### How to complete this task
Give the records below again exactly, and exclude each picture.

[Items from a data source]
*** Block opens ***

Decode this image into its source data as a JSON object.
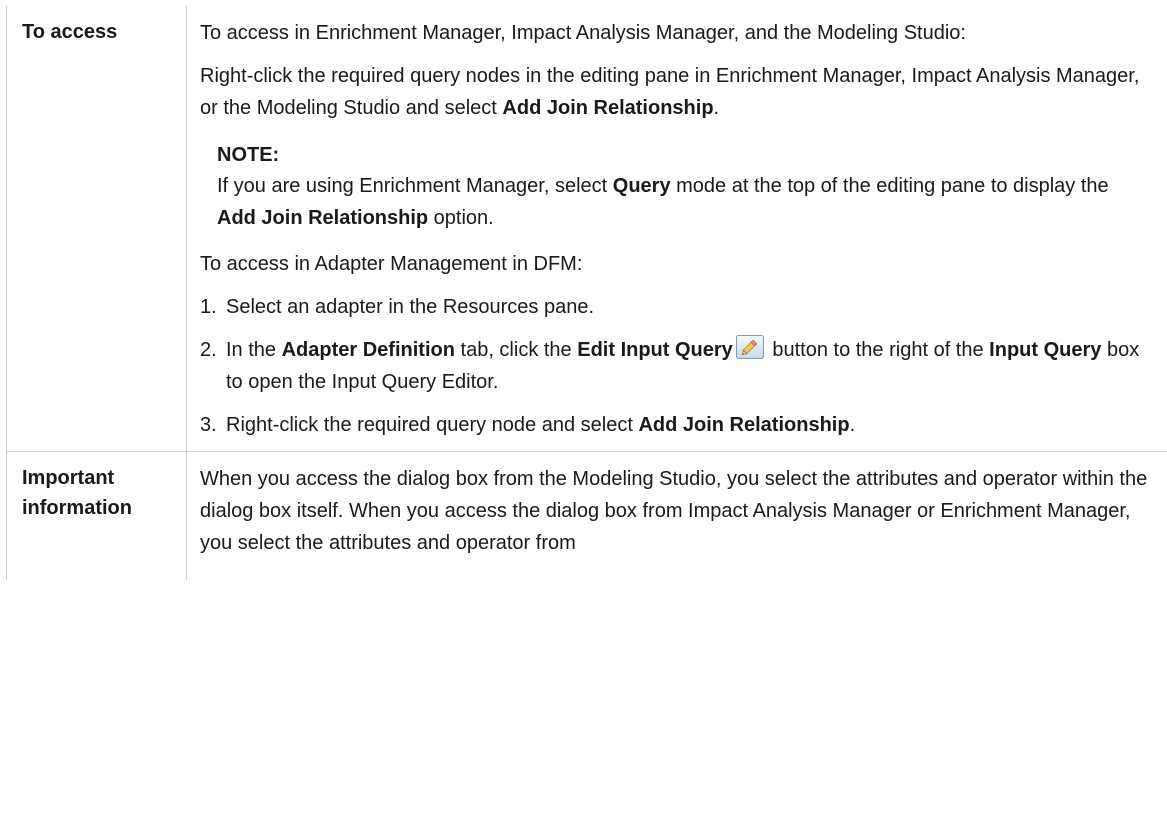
{
  "rows": [
    {
      "label": "To access",
      "intro": "To access in Enrichment Manager, Impact Analysis Manager, and the Modeling Studio:",
      "rightclick": {
        "pre": "Right-click the required query nodes in the editing pane in Enrichment Manager, Impact Analysis Manager, or the Modeling Studio and select ",
        "bold": "Add Join Relationship",
        "post": "."
      },
      "note": {
        "title": "NOTE:",
        "pre": "If you are using Enrichment Manager, select ",
        "bold1": "Query",
        "mid": " mode at the top of the editing pane to display the ",
        "bold2": "Add Join Relationship",
        "post": " option."
      },
      "dfm_intro": "To access in Adapter Management in DFM:",
      "steps": [
        {
          "num": "1.",
          "text": "Select an adapter in the Resources pane."
        },
        {
          "num": "2.",
          "pre": "In the ",
          "bold1": "Adapter Definition",
          "mid1": " tab, click the ",
          "bold2": "Edit Input Query",
          "icon": "pencil-edit-icon",
          "mid2": " button to the right of the ",
          "bold3": "Input Query",
          "post": " box to open the Input Query Editor."
        },
        {
          "num": "3.",
          "pre": "Right-click the required query node and select ",
          "bold": "Add Join Relationship",
          "post": "."
        }
      ]
    },
    {
      "label": "Important information",
      "text": "When you access the dialog box from the Modeling Studio, you select the attributes and operator within the dialog box itself. When you access the dialog box from Impact Analysis Manager or Enrichment Manager, you select the attributes and operator from"
    }
  ]
}
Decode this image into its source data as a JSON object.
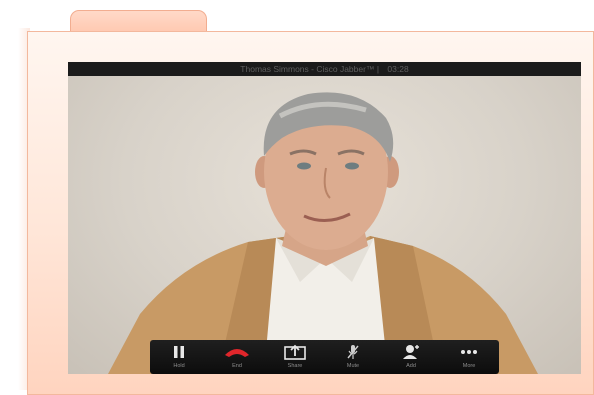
{
  "window": {
    "title": "Thomas Simmons - Cisco Jabber™",
    "separator": "|",
    "timer": "03:28"
  },
  "controls": [
    {
      "name": "hold",
      "label": "Hold",
      "icon": "pause-icon"
    },
    {
      "name": "end",
      "label": "End",
      "icon": "hangup-icon"
    },
    {
      "name": "share",
      "label": "Share",
      "icon": "share-screen-icon"
    },
    {
      "name": "mute",
      "label": "Mute",
      "icon": "microphone-muted-icon"
    },
    {
      "name": "add",
      "label": "Add",
      "icon": "add-participant-icon"
    },
    {
      "name": "more",
      "label": "More",
      "icon": "ellipsis-icon"
    }
  ],
  "colors": {
    "end_call_red": "#e0262b",
    "folder_border": "#f3b89d",
    "titlebar_bg": "#1b1b1b"
  }
}
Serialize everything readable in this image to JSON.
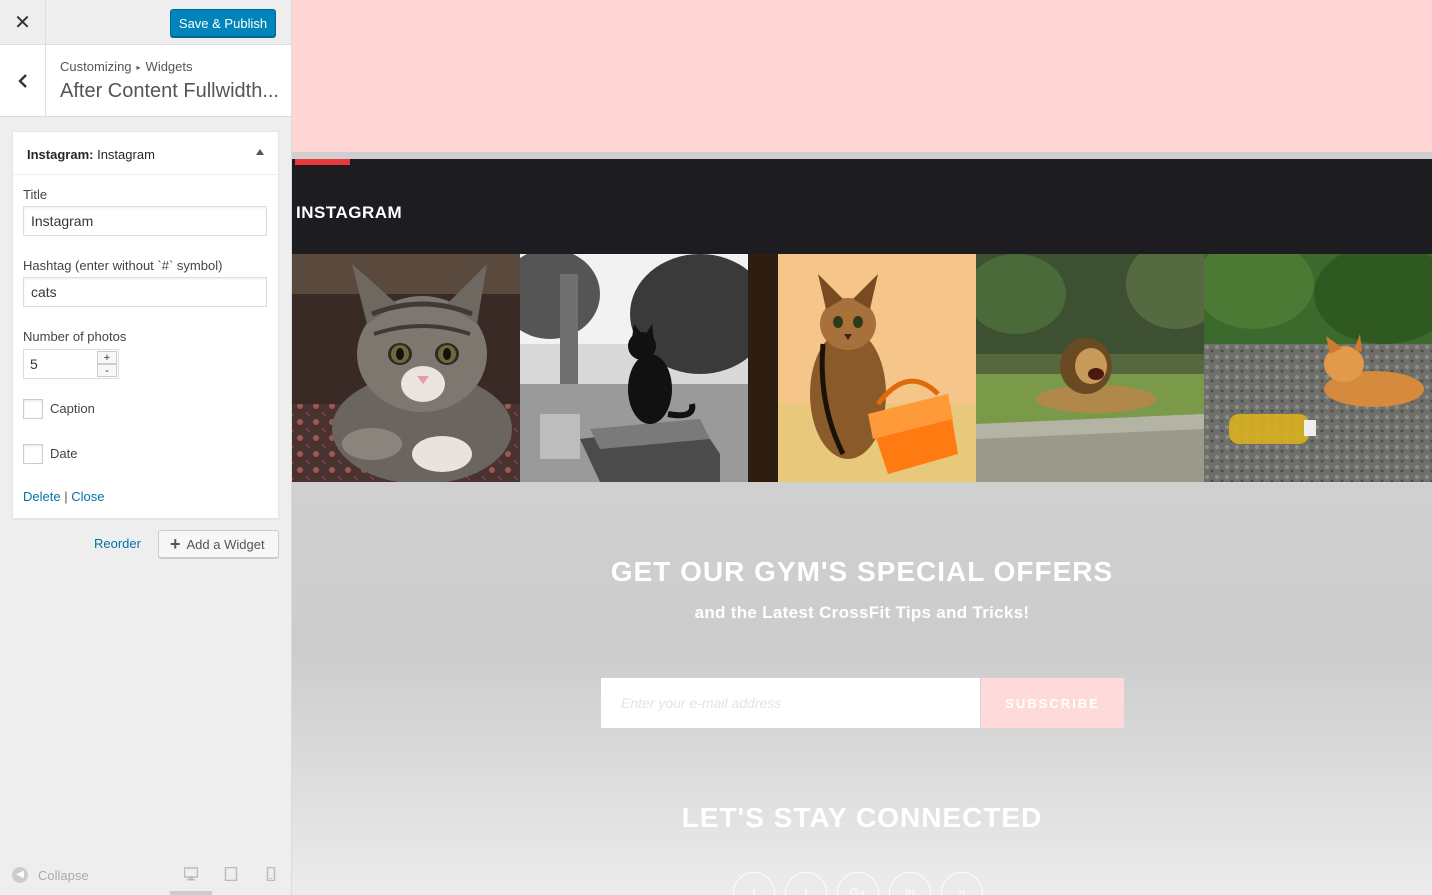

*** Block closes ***

### Task solution
Decode this image into its source data as a JSON object.
{
  "rows": [
    {
      "label": "To access",
      "intro": "To access in Enrichment Manager, Impact Analysis Manager, and the Modeling Studio:",
      "rightclick": {
        "pre": "Right-click the required query nodes in the editing pane in Enrichment Manager, Impact Analysis Manager, or the Modeling Studio and select ",
        "bold": "Add Join Relationship",
        "post": "."
      },
      "note": {
        "title": "NOTE:",
        "pre": "If you are using Enrichment Manager, select ",
        "bold1": "Query",
        "mid": " mode at the top of the editing pane to display the ",
        "bold2": "Add Join Relationship",
        "post": " option."
      },
      "dfm_intro": "To access in Adapter Management in DFM:",
      "steps": [
        {
          "num": "1.",
          "text": "Select an adapter in the Resources pane."
        },
        {
          "num": "2.",
          "pre": "In the ",
          "bold1": "Adapter Definition",
          "mid1": " tab, click the ",
          "bold2": "Edit Input Query",
          "icon": "pencil-edit-icon",
          "mid2": " button to the right of the ",
          "bold3": "Input Query",
          "post": " box to open the Input Query Editor."
        },
        {
          "num": "3.",
          "pre": "Right-click the required query node and select ",
          "bold": "Add Join Relationship",
          "post": "."
        }
      ]
    },
    {
      "label": "Important information",
      "text": "When you access the dialog box from the Modeling Studio, you select the attributes and operator within the dialog box itself. When you access the dialog box from Impact Analysis Manager or Enrichment Manager, you select the attributes and operator from"
    }
  ]
}
Decode this image into its source data as a JSON object.
{
  "window": {
    "title": "Thomas Simmons - Cisco Jabber™",
    "separator": "|",
    "timer": "03:28"
  },
  "controls": [
    {
      "name": "hold",
      "label": "Hold",
      "icon": "pause-icon"
    },
    {
      "name": "end",
      "label": "End",
      "icon": "hangup-icon"
    },
    {
      "name": "share",
      "label": "Share",
      "icon": "share-screen-icon"
    },
    {
      "name": "mute",
      "label": "Mute",
      "icon": "microphone-muted-icon"
    },
    {
      "name": "add",
      "label": "Add",
      "icon": "add-participant-icon"
    },
    {
      "name": "more",
      "label": "More",
      "icon": "ellipsis-icon"
    }
  ],
  "colors": {
    "end_call_red": "#e0262b",
    "folder_border": "#f3b89d",
    "titlebar_bg": "#1b1b1b"
  }
}
Serialize everything readable in this image to JSON.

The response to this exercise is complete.